>>>>

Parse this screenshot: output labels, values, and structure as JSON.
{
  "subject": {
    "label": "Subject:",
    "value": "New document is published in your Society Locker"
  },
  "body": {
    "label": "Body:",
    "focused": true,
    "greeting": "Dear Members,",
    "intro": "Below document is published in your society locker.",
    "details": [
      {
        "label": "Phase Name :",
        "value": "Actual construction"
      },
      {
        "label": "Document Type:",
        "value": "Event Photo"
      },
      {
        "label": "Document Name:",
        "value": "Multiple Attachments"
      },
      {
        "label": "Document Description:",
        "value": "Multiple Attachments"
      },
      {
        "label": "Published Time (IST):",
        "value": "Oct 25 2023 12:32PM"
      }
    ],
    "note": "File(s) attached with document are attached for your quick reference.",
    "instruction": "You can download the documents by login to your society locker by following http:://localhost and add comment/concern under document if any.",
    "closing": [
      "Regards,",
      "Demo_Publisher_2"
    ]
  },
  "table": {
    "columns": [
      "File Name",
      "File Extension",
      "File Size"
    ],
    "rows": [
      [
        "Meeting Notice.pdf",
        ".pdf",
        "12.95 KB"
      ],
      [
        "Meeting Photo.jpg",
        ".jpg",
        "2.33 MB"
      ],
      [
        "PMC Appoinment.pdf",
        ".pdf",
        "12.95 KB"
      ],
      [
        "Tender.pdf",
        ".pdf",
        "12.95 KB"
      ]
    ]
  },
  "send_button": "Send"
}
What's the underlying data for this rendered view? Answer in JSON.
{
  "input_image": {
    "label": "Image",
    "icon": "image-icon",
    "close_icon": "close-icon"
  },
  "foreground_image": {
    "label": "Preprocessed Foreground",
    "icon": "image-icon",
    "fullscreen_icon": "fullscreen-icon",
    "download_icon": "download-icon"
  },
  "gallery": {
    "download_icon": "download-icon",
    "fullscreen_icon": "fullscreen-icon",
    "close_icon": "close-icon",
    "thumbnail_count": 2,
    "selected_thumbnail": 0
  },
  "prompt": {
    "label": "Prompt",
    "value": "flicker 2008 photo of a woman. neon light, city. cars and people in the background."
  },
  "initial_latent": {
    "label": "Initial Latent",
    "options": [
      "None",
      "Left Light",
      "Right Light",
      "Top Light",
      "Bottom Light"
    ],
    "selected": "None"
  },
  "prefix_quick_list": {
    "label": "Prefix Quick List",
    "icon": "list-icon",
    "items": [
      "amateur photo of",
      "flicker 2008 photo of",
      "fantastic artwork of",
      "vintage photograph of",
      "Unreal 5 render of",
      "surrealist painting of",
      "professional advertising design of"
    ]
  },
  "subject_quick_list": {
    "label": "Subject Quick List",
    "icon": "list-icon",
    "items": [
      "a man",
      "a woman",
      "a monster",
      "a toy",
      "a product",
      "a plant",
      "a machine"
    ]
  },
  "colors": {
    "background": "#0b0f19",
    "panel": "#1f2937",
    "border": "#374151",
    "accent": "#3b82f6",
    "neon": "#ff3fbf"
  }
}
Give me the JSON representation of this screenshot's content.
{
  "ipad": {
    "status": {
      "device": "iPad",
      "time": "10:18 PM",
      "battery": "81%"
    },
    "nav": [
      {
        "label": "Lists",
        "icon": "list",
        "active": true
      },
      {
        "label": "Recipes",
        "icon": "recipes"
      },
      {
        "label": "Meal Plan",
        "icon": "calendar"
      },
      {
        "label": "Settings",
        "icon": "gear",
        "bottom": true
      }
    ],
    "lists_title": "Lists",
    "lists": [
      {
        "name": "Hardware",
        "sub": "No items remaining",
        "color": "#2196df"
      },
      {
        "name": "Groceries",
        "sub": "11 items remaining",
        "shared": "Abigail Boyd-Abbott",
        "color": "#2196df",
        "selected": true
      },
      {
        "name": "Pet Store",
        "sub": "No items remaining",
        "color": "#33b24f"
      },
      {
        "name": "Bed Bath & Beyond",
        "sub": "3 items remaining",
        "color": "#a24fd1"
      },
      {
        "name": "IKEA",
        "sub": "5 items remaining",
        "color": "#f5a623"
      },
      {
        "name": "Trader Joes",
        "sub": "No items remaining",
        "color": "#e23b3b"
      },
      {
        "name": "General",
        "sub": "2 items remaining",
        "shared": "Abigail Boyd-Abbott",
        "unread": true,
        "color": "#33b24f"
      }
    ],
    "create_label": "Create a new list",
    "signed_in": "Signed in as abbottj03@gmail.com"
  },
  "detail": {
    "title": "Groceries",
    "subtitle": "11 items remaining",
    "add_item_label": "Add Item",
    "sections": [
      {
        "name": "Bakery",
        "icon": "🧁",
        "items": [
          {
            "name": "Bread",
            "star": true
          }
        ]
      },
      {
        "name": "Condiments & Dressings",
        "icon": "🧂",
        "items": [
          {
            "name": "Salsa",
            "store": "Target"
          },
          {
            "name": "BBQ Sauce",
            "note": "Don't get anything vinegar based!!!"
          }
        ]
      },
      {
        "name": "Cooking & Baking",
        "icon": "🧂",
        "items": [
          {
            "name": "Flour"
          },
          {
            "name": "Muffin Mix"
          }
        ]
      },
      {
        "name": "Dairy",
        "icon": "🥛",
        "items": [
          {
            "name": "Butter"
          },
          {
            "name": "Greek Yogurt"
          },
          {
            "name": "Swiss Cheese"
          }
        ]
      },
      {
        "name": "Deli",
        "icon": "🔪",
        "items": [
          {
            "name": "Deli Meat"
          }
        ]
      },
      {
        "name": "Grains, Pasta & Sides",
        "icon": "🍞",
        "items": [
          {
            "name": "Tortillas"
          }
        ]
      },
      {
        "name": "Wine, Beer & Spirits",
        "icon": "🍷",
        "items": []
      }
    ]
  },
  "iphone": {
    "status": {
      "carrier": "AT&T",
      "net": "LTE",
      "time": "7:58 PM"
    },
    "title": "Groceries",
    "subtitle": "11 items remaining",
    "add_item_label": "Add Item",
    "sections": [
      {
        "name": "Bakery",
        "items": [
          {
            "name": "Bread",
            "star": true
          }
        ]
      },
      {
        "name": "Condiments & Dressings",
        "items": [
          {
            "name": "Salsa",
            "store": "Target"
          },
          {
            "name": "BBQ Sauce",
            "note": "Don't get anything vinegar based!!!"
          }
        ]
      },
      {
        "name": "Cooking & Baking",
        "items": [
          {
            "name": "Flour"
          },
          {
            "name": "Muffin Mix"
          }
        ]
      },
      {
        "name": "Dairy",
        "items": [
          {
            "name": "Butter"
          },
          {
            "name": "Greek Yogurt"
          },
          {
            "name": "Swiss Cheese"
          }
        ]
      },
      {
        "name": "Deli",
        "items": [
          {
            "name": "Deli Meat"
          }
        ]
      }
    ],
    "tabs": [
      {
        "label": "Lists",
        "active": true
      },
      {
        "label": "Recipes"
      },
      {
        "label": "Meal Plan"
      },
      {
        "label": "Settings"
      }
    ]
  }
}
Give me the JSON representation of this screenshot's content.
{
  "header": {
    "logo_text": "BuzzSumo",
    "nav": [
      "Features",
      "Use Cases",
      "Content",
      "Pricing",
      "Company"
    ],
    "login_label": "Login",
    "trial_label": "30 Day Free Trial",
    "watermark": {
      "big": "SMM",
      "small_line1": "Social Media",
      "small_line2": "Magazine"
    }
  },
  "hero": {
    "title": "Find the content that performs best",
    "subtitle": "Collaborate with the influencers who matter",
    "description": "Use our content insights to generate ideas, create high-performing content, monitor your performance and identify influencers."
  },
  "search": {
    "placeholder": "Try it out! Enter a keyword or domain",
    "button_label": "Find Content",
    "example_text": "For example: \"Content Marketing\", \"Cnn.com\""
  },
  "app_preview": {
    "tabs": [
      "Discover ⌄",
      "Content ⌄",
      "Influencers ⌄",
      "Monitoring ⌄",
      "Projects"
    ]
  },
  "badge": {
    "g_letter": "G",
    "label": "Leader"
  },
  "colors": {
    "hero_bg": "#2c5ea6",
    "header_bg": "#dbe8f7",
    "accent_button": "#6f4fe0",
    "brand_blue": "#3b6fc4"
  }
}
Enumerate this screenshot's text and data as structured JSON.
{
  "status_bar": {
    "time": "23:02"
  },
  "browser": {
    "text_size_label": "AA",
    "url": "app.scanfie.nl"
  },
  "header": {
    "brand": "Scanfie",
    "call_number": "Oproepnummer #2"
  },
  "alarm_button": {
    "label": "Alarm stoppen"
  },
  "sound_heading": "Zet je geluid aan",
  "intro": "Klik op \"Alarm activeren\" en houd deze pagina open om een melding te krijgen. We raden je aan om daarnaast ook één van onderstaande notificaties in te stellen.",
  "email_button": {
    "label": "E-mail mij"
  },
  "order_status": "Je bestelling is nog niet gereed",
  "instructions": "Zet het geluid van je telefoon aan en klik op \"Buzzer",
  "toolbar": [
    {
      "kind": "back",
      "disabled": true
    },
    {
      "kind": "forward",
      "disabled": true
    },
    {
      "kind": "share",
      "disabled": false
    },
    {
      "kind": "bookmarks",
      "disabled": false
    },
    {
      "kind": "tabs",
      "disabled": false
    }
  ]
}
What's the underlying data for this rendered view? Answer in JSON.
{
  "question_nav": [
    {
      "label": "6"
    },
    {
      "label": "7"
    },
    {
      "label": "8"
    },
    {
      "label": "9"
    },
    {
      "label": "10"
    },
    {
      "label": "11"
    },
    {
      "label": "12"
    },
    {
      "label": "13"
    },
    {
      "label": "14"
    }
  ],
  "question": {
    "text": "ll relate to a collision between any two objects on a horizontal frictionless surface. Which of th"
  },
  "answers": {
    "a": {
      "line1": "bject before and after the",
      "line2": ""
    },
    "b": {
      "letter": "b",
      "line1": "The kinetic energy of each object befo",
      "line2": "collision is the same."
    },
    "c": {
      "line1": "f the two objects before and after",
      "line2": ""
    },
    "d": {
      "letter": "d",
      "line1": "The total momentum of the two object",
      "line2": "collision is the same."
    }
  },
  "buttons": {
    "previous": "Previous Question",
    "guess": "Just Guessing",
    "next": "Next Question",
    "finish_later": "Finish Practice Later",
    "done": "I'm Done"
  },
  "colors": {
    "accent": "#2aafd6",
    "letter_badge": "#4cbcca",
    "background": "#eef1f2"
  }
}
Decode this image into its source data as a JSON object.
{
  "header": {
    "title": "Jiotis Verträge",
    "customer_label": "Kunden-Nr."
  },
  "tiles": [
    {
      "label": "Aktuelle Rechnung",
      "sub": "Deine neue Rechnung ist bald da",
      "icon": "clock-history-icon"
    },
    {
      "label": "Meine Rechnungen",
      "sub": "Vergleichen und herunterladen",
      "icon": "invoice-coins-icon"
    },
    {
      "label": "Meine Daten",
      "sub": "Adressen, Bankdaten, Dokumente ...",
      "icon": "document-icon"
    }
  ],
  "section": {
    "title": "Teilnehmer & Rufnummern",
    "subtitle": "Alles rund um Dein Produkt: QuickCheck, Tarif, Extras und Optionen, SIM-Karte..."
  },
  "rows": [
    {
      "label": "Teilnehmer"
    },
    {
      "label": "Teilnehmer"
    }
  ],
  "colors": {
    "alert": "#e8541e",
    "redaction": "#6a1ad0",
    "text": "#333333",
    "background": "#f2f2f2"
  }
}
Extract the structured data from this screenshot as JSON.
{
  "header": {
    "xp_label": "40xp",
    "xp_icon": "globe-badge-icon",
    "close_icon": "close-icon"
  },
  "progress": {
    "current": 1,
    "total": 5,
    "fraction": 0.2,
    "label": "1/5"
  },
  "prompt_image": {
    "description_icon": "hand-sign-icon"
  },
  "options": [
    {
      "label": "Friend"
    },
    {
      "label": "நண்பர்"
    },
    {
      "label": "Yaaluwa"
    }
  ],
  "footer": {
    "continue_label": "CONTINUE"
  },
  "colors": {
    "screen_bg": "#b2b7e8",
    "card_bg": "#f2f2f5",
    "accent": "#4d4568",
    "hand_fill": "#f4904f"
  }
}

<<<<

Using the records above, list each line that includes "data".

What's the underlying data for this rendered view? Answer in JSON.
Enumerate this screenshot's text and data as structured JSON.
What's the underlying data for this rendered view? Answer in JSON.
Decode this image into its source data as a JSON object.
Extract the structured data from this screenshot as JSON.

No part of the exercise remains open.